Exercise details:
Collect every line of the records below that contains the word "title".

┌──

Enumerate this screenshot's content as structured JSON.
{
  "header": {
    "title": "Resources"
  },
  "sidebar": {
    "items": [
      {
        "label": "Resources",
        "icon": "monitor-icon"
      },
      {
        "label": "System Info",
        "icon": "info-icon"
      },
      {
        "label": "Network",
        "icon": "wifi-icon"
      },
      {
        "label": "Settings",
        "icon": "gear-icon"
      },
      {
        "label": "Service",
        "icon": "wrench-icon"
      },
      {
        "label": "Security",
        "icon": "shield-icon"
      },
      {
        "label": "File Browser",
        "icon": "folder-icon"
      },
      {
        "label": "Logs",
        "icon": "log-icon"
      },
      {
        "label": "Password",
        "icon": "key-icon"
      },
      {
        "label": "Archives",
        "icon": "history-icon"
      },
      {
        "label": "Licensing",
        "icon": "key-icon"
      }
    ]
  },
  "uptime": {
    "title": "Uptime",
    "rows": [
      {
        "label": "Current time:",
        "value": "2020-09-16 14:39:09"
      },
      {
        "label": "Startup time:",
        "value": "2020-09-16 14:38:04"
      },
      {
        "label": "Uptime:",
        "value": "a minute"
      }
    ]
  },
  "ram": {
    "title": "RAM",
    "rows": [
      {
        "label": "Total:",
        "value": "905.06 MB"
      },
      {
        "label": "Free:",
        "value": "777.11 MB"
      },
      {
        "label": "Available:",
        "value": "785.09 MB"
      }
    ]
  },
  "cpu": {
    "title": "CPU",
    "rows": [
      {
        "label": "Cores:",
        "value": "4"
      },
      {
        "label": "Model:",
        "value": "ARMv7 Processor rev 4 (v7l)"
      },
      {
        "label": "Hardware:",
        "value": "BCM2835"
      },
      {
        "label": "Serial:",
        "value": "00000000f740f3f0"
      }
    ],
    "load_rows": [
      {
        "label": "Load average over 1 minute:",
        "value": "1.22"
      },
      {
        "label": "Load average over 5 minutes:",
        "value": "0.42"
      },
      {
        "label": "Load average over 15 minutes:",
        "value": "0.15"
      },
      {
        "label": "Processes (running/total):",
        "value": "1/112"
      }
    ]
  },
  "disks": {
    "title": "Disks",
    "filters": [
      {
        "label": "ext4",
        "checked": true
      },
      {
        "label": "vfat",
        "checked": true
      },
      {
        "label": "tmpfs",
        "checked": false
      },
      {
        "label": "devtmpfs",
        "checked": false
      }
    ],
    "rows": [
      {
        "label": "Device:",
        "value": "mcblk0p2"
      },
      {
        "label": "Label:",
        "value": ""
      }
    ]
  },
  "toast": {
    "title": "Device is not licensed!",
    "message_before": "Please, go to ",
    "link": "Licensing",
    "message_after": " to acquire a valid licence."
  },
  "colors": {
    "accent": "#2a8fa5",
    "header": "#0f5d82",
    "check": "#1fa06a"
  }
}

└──

Result for this exercise:
    "title": "Resources"
    "title": "Uptime",
    "title": "RAM",
    "title": "CPU",
    "title": "Disks",
    "title": "Device is not licensed!",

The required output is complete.